30th Anniversary of the Fall of the Berlin Wall – November 9, 1989

Sep 10, 2019

I was working as an interpreter and translator in Cologne, West Germany, when the Berlin Wall came down 30 years ago.

Fall of the Berlin Wall  

On November 9, 1989, I was waiting at a stoplight, two blocks from my apartment.  Suddenly, the music on the radio stopped, and an announcer cut in saying, “Folks, you’re not going to believe this, but the Berlin Wall is down!”  I was stunned.  What???  Did the announcer just say what I think he said???  This is incredible!  It’s a miracle!  All motorists began honking their horns and I joined them.  The air was electric!  Soon, church bells rang throughout the country.

 Almost 370 miles away from Berlin (that’s 589.5 km, if you’re of the metric persuasion), in a town called Brühl, friends and I crammed into my tiny basement apartment and sat glued to the TV.

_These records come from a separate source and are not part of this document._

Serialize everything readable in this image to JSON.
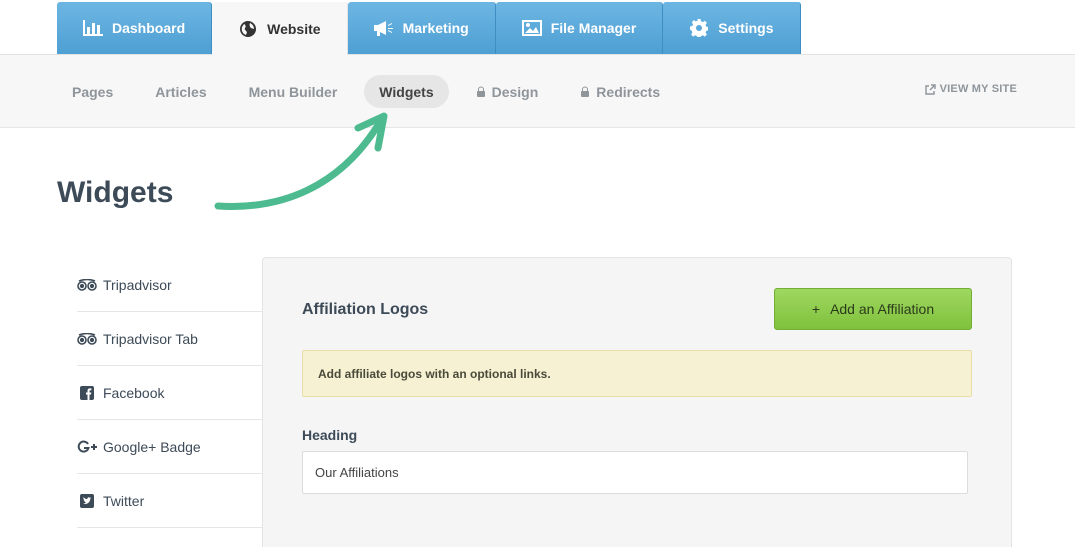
{
  "top_tabs": [
    {
      "label": "Dashboard",
      "icon": "bar-chart-icon"
    },
    {
      "label": "Website",
      "icon": "globe-icon",
      "active": true
    },
    {
      "label": "Marketing",
      "icon": "megaphone-icon"
    },
    {
      "label": "File Manager",
      "icon": "image-icon"
    },
    {
      "label": "Settings",
      "icon": "gear-icon"
    }
  ],
  "subnav": {
    "items": [
      {
        "label": "Pages"
      },
      {
        "label": "Articles"
      },
      {
        "label": "Menu Builder"
      },
      {
        "label": "Widgets",
        "active": true
      },
      {
        "label": "Design",
        "locked": true
      },
      {
        "label": "Redirects",
        "locked": true
      }
    ],
    "view_site": "VIEW MY SITE"
  },
  "page_title": "Widgets",
  "sidebar": {
    "items": [
      {
        "label": "Tripadvisor",
        "icon": "tripadvisor-icon"
      },
      {
        "label": "Tripadvisor Tab",
        "icon": "tripadvisor-icon"
      },
      {
        "label": "Facebook",
        "icon": "facebook-icon"
      },
      {
        "label": "Google+ Badge",
        "icon": "google-plus-icon"
      },
      {
        "label": "Twitter",
        "icon": "twitter-icon"
      }
    ]
  },
  "panel": {
    "title": "Affiliation Logos",
    "add_button": "Add an Affiliation",
    "add_plus": "+",
    "notice": "Add affiliate logos with an optional links.",
    "heading_label": "Heading",
    "heading_value": "Our Affiliations"
  },
  "colors": {
    "tab_blue": "#5aa9da",
    "accent_green": "#8ccd4a",
    "arrow_green": "#4dbb8f",
    "notice_bg": "#f6f1d2"
  }
}
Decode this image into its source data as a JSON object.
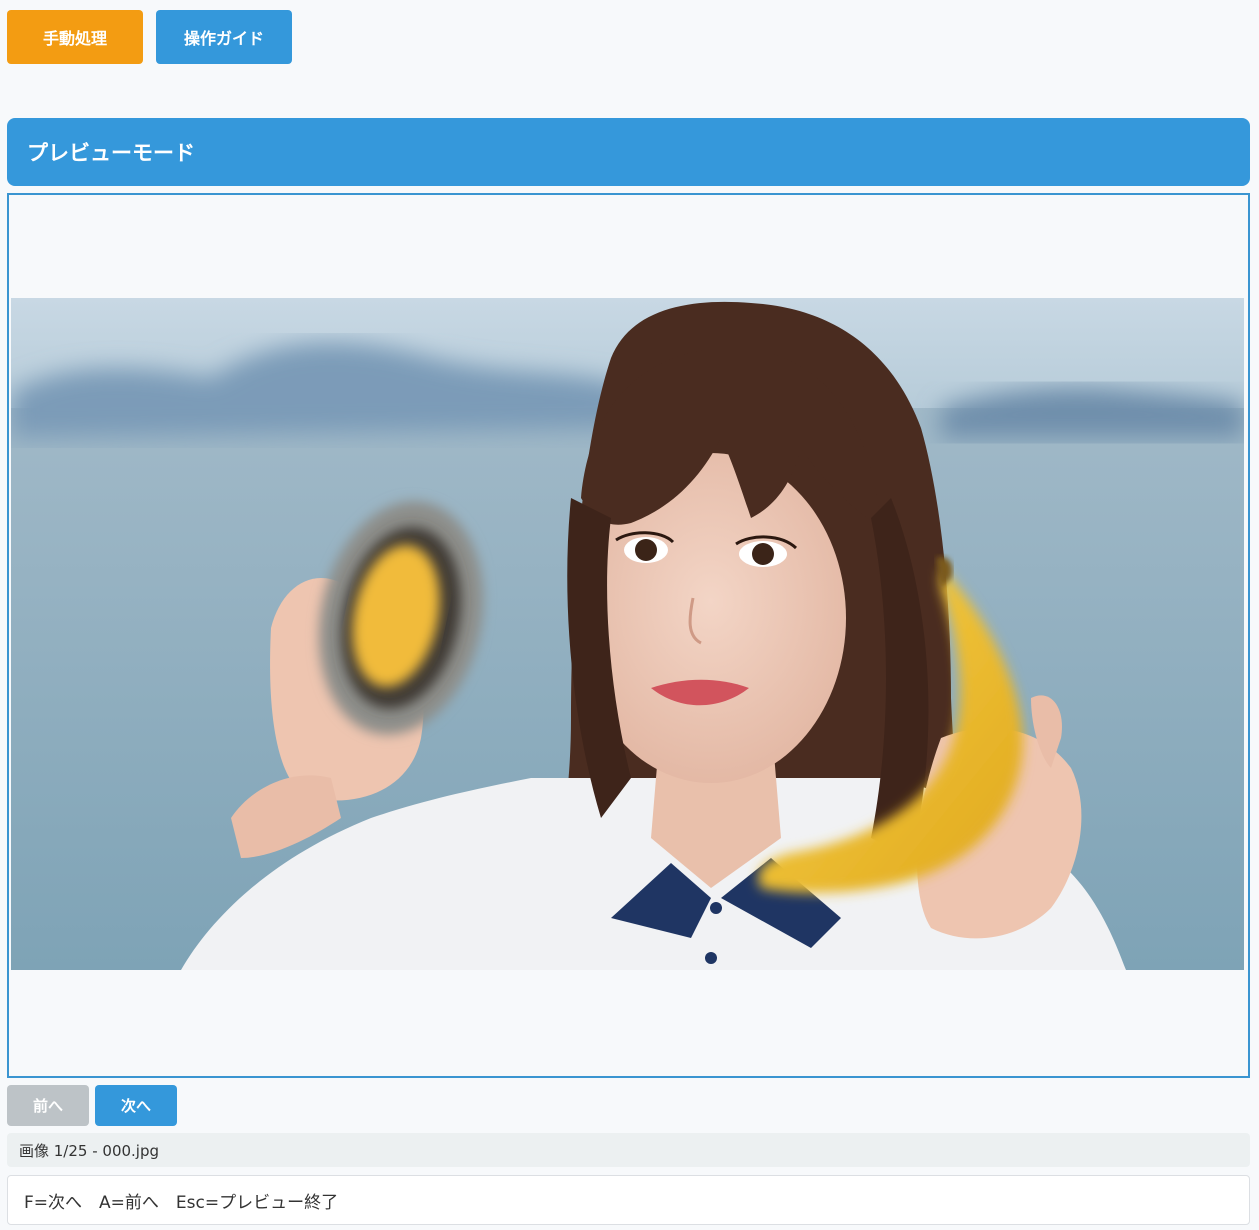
{
  "toolbar": {
    "manual_label": "手動処理",
    "guide_label": "操作ガイド"
  },
  "header": {
    "title": "プレビューモード"
  },
  "preview": {
    "image_description": "photo-portrait"
  },
  "navigation": {
    "prev_label": "前へ",
    "next_label": "次へ"
  },
  "status": {
    "text": "画像 1/25 - 000.jpg"
  },
  "shortcuts": {
    "text": "F=次へ　A=前へ　Esc=プレビュー終了"
  },
  "colors": {
    "manual_button": "#f39c12",
    "primary": "#3498db",
    "disabled_button": "#bdc3c7",
    "status_background": "#ecf0f1"
  }
}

All television programming had stopped and commentaries were flooding in from all over the world.  From London, Washington DC, Paris, South America, Australia, Africa—all were expressing their joy and congratulations to the German people until a correspondent reported from Tel Aviv.  Israel’s response was guarded.  A united Germany again?  The pain of the holocaust was still present.

Fall of the Berlin Wall

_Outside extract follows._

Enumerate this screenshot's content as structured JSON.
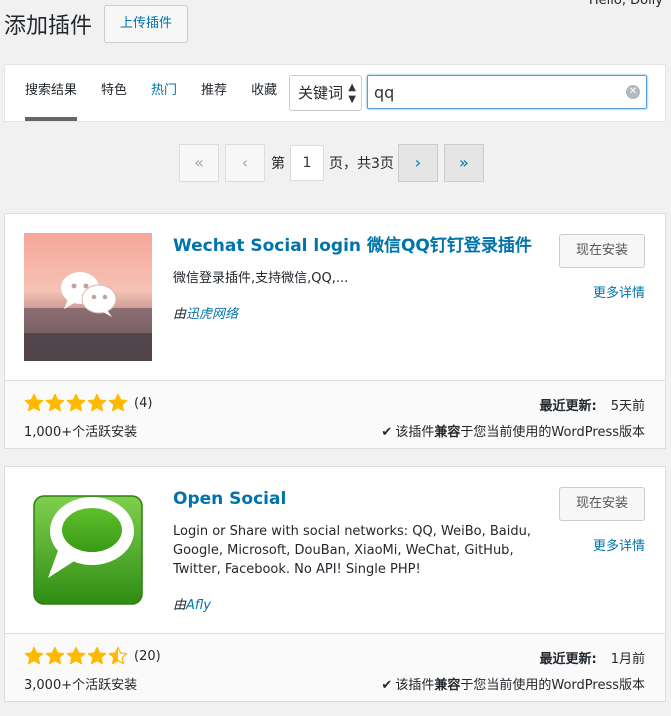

Days later, we began seeing East German cars puttering around in West Germany.  Bouquets were on their windshields; these were welcome gifts from West Germans.

Soon after the Wall opened, I traveled to East Berlin to visit friends.  There I got acquainted with the most infamous of East German “innovations.”  The undisputed symbol of East Germany’s failure has to be its most common vehicle, the Trabant or “Trabi” as they were nicknamed.  Trabant cars were pieces of junk.  Riding in the back seat of my friend’s Trabi, knees up to my chin, quickly satisfied my curiosity.  They were tiny, cramped, and beyond faulty in design and function.

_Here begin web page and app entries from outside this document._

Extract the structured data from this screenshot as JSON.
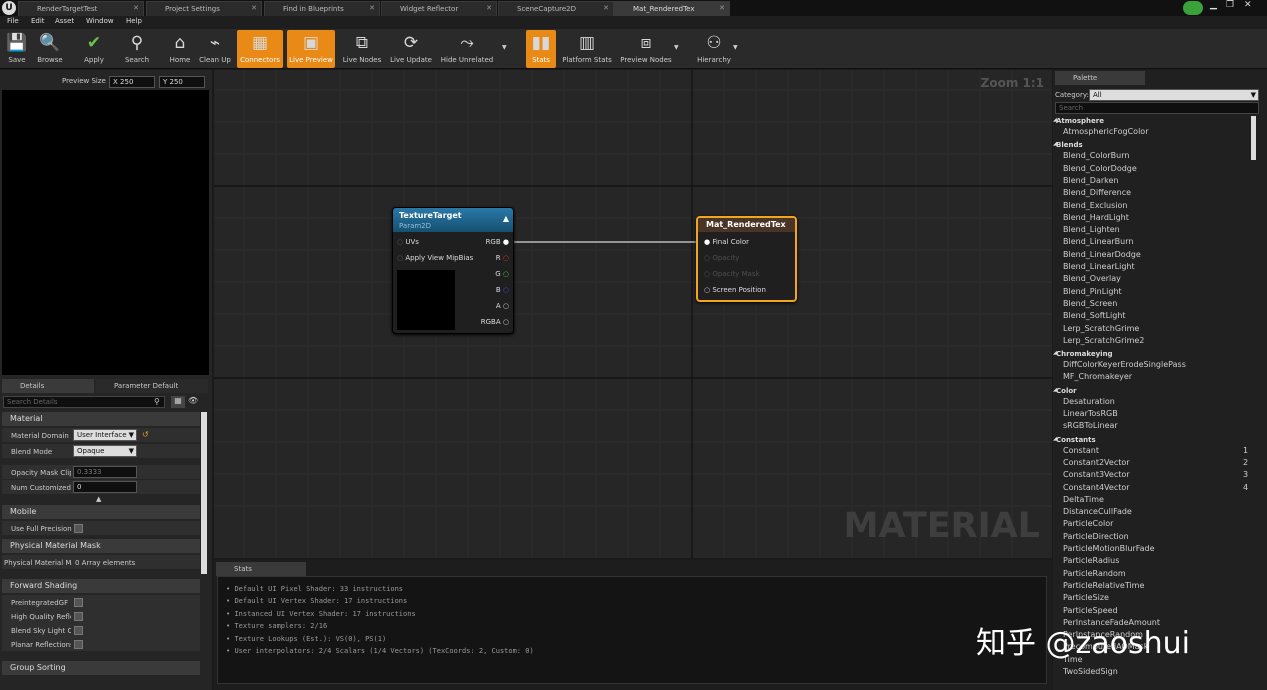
{
  "tabs": [
    {
      "label": "RenderTargetTest"
    },
    {
      "label": "Project Settings"
    },
    {
      "label": "Find in Blueprints"
    },
    {
      "label": "Widget Reflector"
    },
    {
      "label": "SceneCapture2D"
    },
    {
      "label": "Mat_RenderedTex"
    }
  ],
  "menu": [
    "File",
    "Edit",
    "Asset",
    "Window",
    "Help"
  ],
  "toolbar": {
    "save": "Save",
    "browse": "Browse",
    "apply": "Apply",
    "search": "Search",
    "home": "Home",
    "cleanup": "Clean Up",
    "connectors": "Connectors",
    "live_preview": "Live Preview",
    "live_nodes": "Live Nodes",
    "live_update": "Live Update",
    "hide_unrelated": "Hide Unrelated",
    "stats": "Stats",
    "platform_stats": "Platform Stats",
    "preview_nodes": "Preview Nodes",
    "hierarchy": "Hierarchy"
  },
  "preview": {
    "size_label": "Preview Size",
    "x_label": "X",
    "x_value": "250",
    "y_label": "Y",
    "y_value": "250"
  },
  "details": {
    "tab_details": "Details",
    "tab_params": "Parameter Default",
    "search_placeholder": "Search Details",
    "section_material": "Material",
    "material_domain_label": "Material Domain",
    "material_domain_value": "User Interface",
    "blend_mode_label": "Blend Mode",
    "blend_mode_value": "Opaque",
    "opacity_mask_label": "Opacity Mask Clip Va",
    "opacity_mask_value": "0.3333",
    "num_custom_uv_label": "Num Customized UV",
    "num_custom_uv_value": "0",
    "section_mobile": "Mobile",
    "use_full_precision": "Use Full Precision",
    "section_pmm": "Physical Material Mask",
    "pmm_label": "Physical Material Ma",
    "pmm_value": "0 Array elements",
    "section_forward": "Forward Shading",
    "fs_preintegrated": "PreintegratedGF For",
    "fs_hq_reflect": "High Quality Reflectio",
    "fs_blend_sky": "Blend Sky Light Cube",
    "fs_planar": "Planar Reflections",
    "section_group": "Group Sorting"
  },
  "graph": {
    "zoom": "Zoom 1:1",
    "watermark": "MATERIAL",
    "texture_node": {
      "title": "TextureTarget",
      "subtitle": "Param2D",
      "in_uvs": "UVs",
      "in_mip": "Apply View MipBias",
      "out_rgb": "RGB",
      "out_r": "R",
      "out_g": "G",
      "out_b": "B",
      "out_a": "A",
      "out_rgba": "RGBA"
    },
    "material_node": {
      "title": "Mat_RenderedTex",
      "final_color": "Final Color",
      "opacity": "Opacity",
      "opacity_mask": "Opacity Mask",
      "screen_pos": "Screen Position"
    }
  },
  "stats": {
    "tab": "Stats",
    "lines": [
      "Default UI Pixel Shader: 33 instructions",
      "Default UI Vertex Shader: 17 instructions",
      "Instanced UI Vertex Shader: 17 instructions",
      "Texture samplers: 2/16",
      "Texture Lookups (Est.): VS(0), PS(1)",
      "User interpolators: 2/4 Scalars (1/4 Vectors) (TexCoords: 2, Custom: 0)"
    ]
  },
  "palette": {
    "tab": "Palette",
    "category_label": "Category:",
    "category_value": "All",
    "search_placeholder": "Search",
    "rows": [
      {
        "t": "c",
        "label": "Atmosphere"
      },
      {
        "t": "i",
        "label": "AtmosphericFogColor"
      },
      {
        "t": "c",
        "label": "Blends"
      },
      {
        "t": "i",
        "label": "Blend_ColorBurn"
      },
      {
        "t": "i",
        "label": "Blend_ColorDodge"
      },
      {
        "t": "i",
        "label": "Blend_Darken"
      },
      {
        "t": "i",
        "label": "Blend_Difference"
      },
      {
        "t": "i",
        "label": "Blend_Exclusion"
      },
      {
        "t": "i",
        "label": "Blend_HardLight"
      },
      {
        "t": "i",
        "label": "Blend_Lighten"
      },
      {
        "t": "i",
        "label": "Blend_LinearBurn"
      },
      {
        "t": "i",
        "label": "Blend_LinearDodge"
      },
      {
        "t": "i",
        "label": "Blend_LinearLight"
      },
      {
        "t": "i",
        "label": "Blend_Overlay"
      },
      {
        "t": "i",
        "label": "Blend_PinLight"
      },
      {
        "t": "i",
        "label": "Blend_Screen"
      },
      {
        "t": "i",
        "label": "Blend_SoftLight"
      },
      {
        "t": "i",
        "label": "Lerp_ScratchGrime"
      },
      {
        "t": "i",
        "label": "Lerp_ScratchGrime2"
      },
      {
        "t": "c",
        "label": "Chromakeying"
      },
      {
        "t": "i",
        "label": "DiffColorKeyerErodeSinglePass"
      },
      {
        "t": "i",
        "label": "MF_Chromakeyer"
      },
      {
        "t": "c",
        "label": "Color"
      },
      {
        "t": "i",
        "label": "Desaturation"
      },
      {
        "t": "i",
        "label": "LinearTosRGB"
      },
      {
        "t": "i",
        "label": "sRGBToLinear"
      },
      {
        "t": "c",
        "label": "Constants"
      },
      {
        "t": "i",
        "label": "Constant",
        "num": "1"
      },
      {
        "t": "i",
        "label": "Constant2Vector",
        "num": "2"
      },
      {
        "t": "i",
        "label": "Constant3Vector",
        "num": "3"
      },
      {
        "t": "i",
        "label": "Constant4Vector",
        "num": "4"
      },
      {
        "t": "i",
        "label": "DeltaTime"
      },
      {
        "t": "i",
        "label": "DistanceCullFade"
      },
      {
        "t": "i",
        "label": "ParticleColor"
      },
      {
        "t": "i",
        "label": "ParticleDirection"
      },
      {
        "t": "i",
        "label": "ParticleMotionBlurFade"
      },
      {
        "t": "i",
        "label": "ParticleRadius"
      },
      {
        "t": "i",
        "label": "ParticleRandom"
      },
      {
        "t": "i",
        "label": "ParticleRelativeTime"
      },
      {
        "t": "i",
        "label": "ParticleSize"
      },
      {
        "t": "i",
        "label": "ParticleSpeed"
      },
      {
        "t": "i",
        "label": "PerInstanceFadeAmount"
      },
      {
        "t": "i",
        "label": "PerInstanceRandom"
      },
      {
        "t": "i",
        "label": "PrecomputedAOMask"
      },
      {
        "t": "i",
        "label": "Time"
      },
      {
        "t": "i",
        "label": "TwoSidedSign"
      }
    ]
  },
  "watermark": "知乎 @zaoshui",
  "colors": {
    "accent": "#e98a17",
    "node_header_blue": "#1d5f86",
    "node_header_brown": "#4a3426",
    "selected_border": "#f2a51d"
  }
}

They looked like toasters from the 1950s—but that’s an insult to toasters everywhere.  Putting gas in these kleine Stinker (“little stinkers” to West Germans) required lifting the hood, filling the tank, which only held 6 gallons, adding two-stroke oil, and rocking the car back and forth to mix.  The Trabi’s exhaust was an acrid, blue-grey cloud.  It took at least 13 years for an East German to get one after placing an order with the VEB Sachsenring Automobilwerke:  the People’s automaker.

Cash for this clunker?  Uh, no.

Fall of the Berlin Wall

Part 2 of this series on the anniversary of the fall of the Berlin Wall will be posted next week.

Since 2011, Susan Gleason has taught German online. She has an extensive background in foreign languages.

Traveling internationally since she was eight years old, her travels include Europe, Scandinavia, Estonia, Australia, New Zealand, Canada, Mexico, the Bahamas, South and Central Americas, and South Africa. Susan studied German in college and graduated from UNC-Chapel Hill in 1986. In 1985, while still a college student, Susan led a Bible-smuggling operation into Soviet-controlled Estonia. She lived in Germany from 1986-1991, experienced the fall of the Berlin Wall, and had some daring adventures outwitting East Berlin border guards. Susan did post-graduate studies at Universität Würzburg, Universität Bonn, and FAS Germersheim. She worked as an interpreter at the international trade fairs in Cologne, as well as a translator and private tutor.